Given records →
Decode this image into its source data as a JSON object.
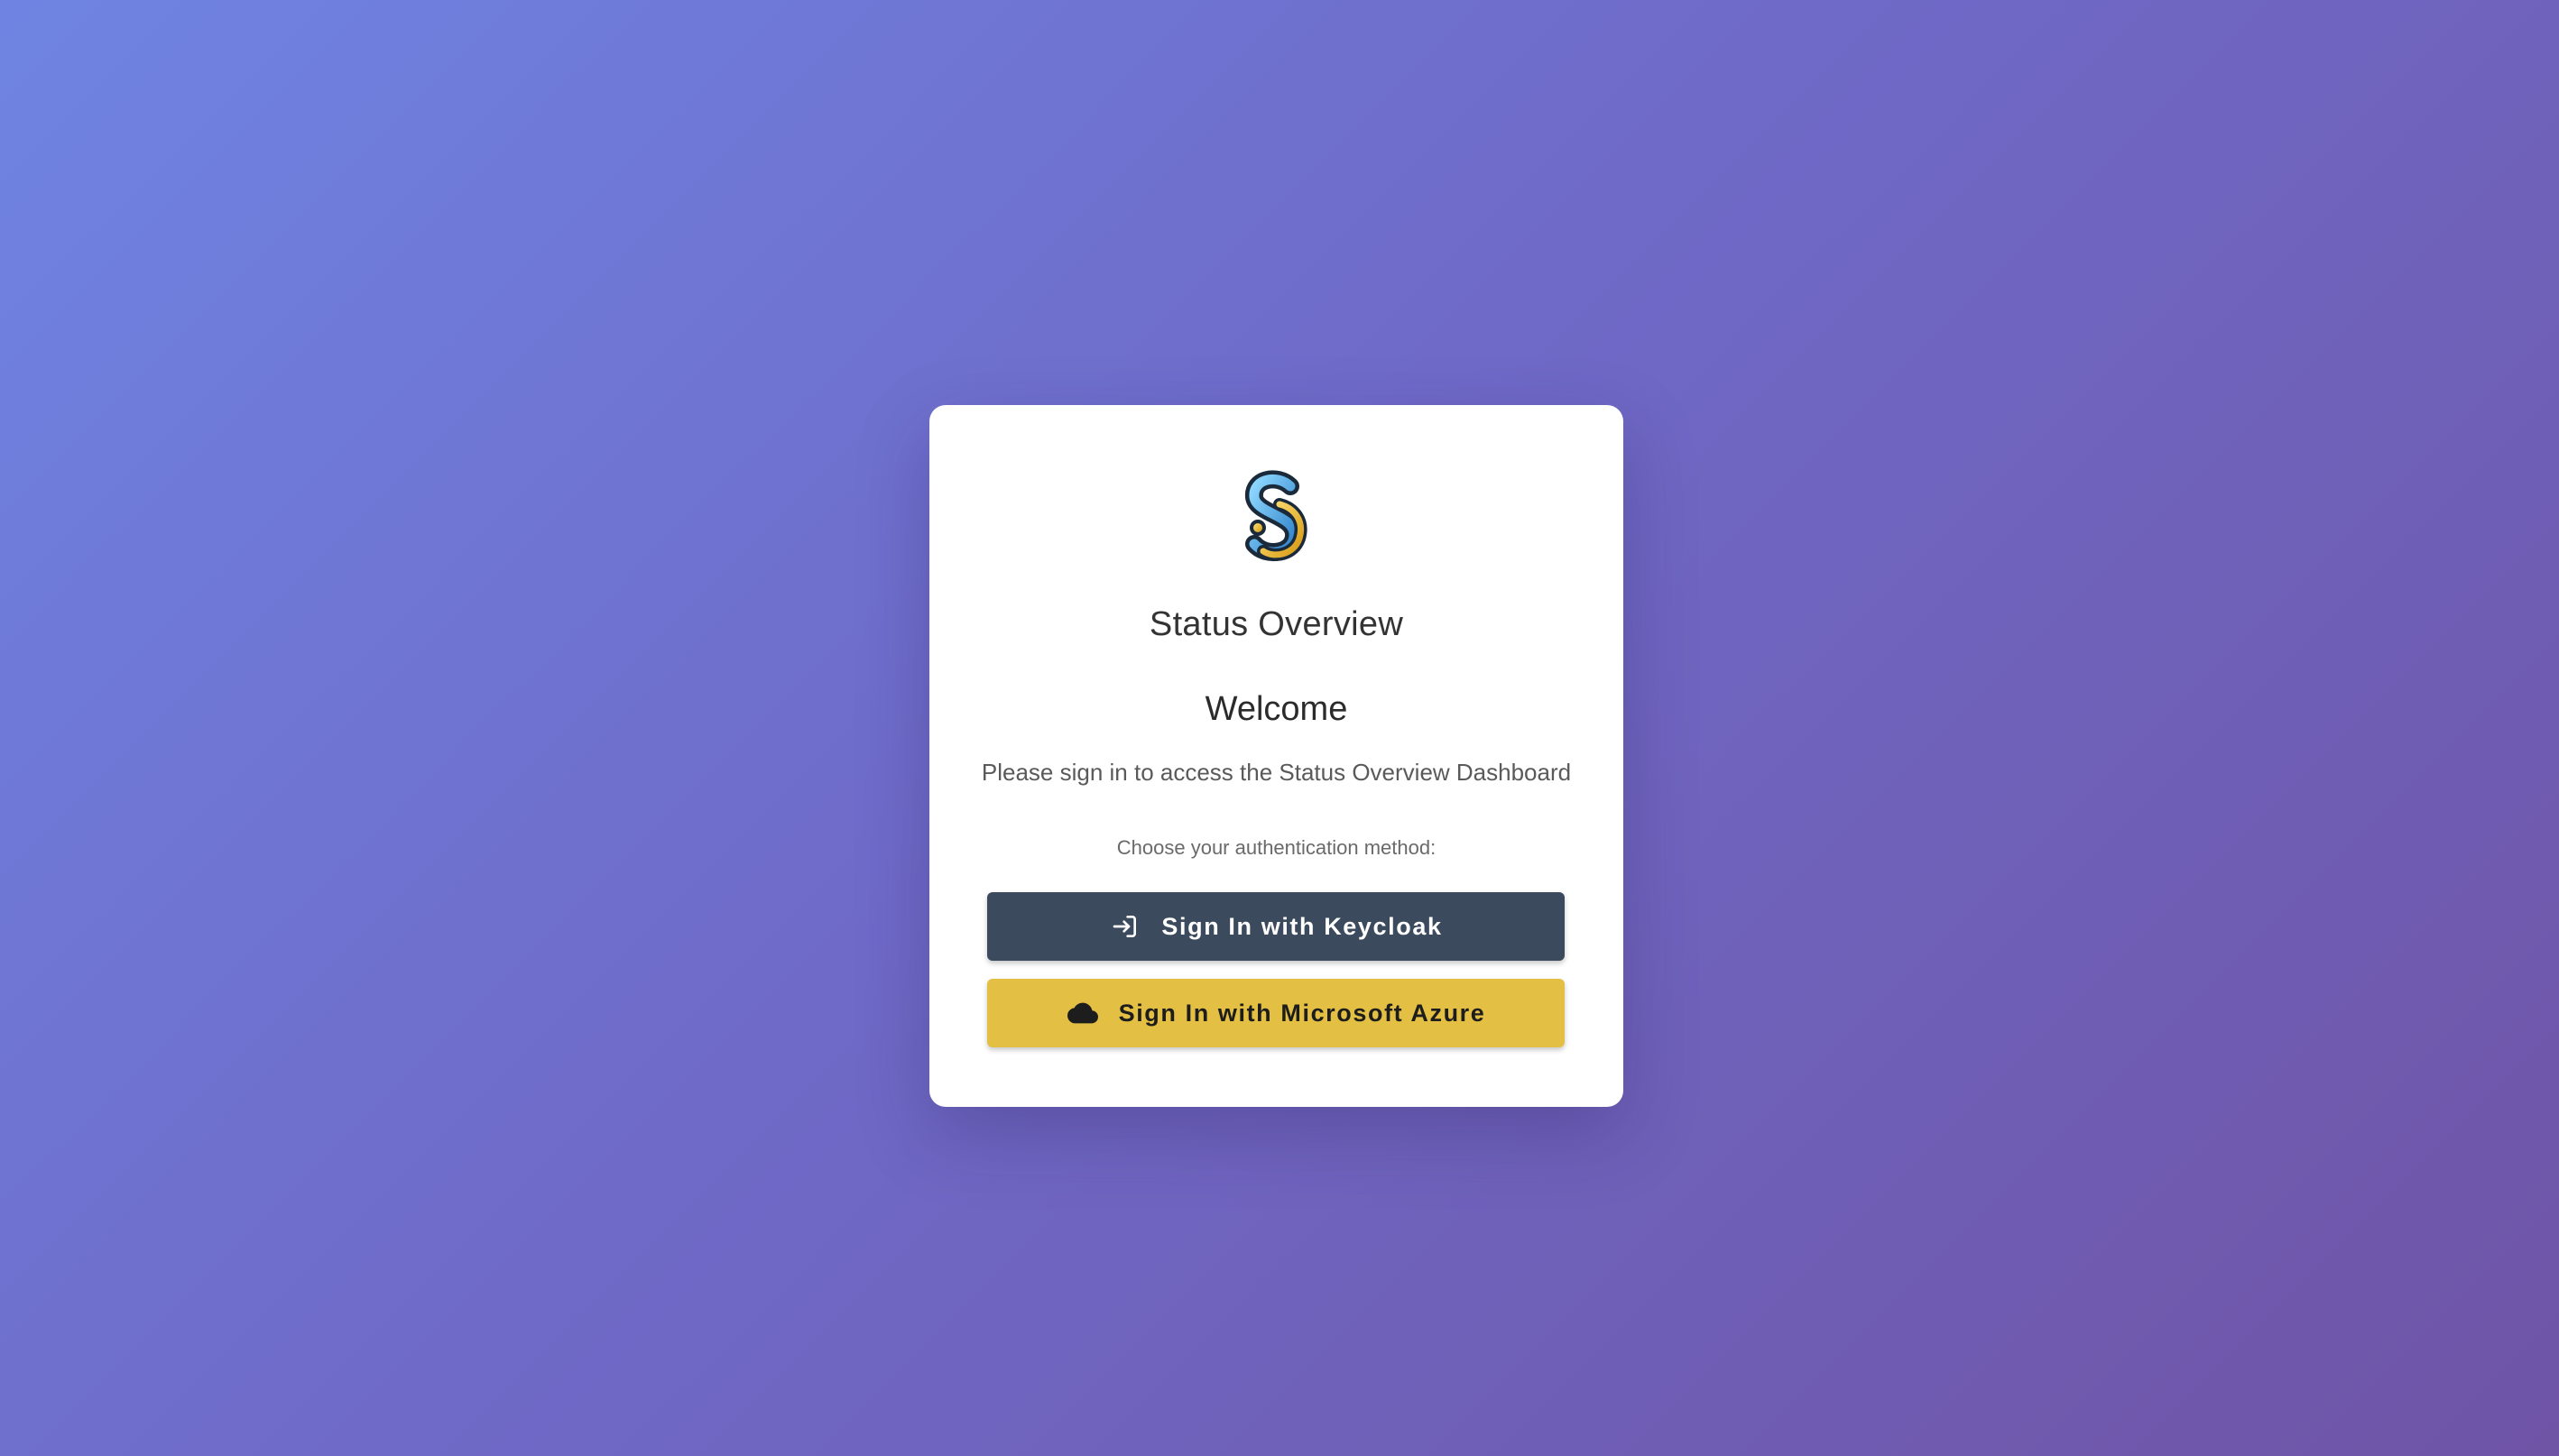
{
  "app": {
    "title": "Status Overview"
  },
  "login": {
    "welcome": "Welcome",
    "subtitle": "Please sign in to access the Status Overview Dashboard",
    "method_label": "Choose your authentication method:",
    "buttons": [
      {
        "label": "Sign In with Keycloak",
        "icon": "login-icon",
        "color": "#3c4a5d"
      },
      {
        "label": "Sign In with Microsoft Azure",
        "icon": "cloud-icon",
        "color": "#e3c043"
      }
    ]
  },
  "colors": {
    "background_start": "#6f84e2",
    "background_end": "#6f54a6",
    "card": "#ffffff"
  }
}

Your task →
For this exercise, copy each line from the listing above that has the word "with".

Task result →
        "label": "Sign In with Keycloak",
        "label": "Sign In with Microsoft Azure",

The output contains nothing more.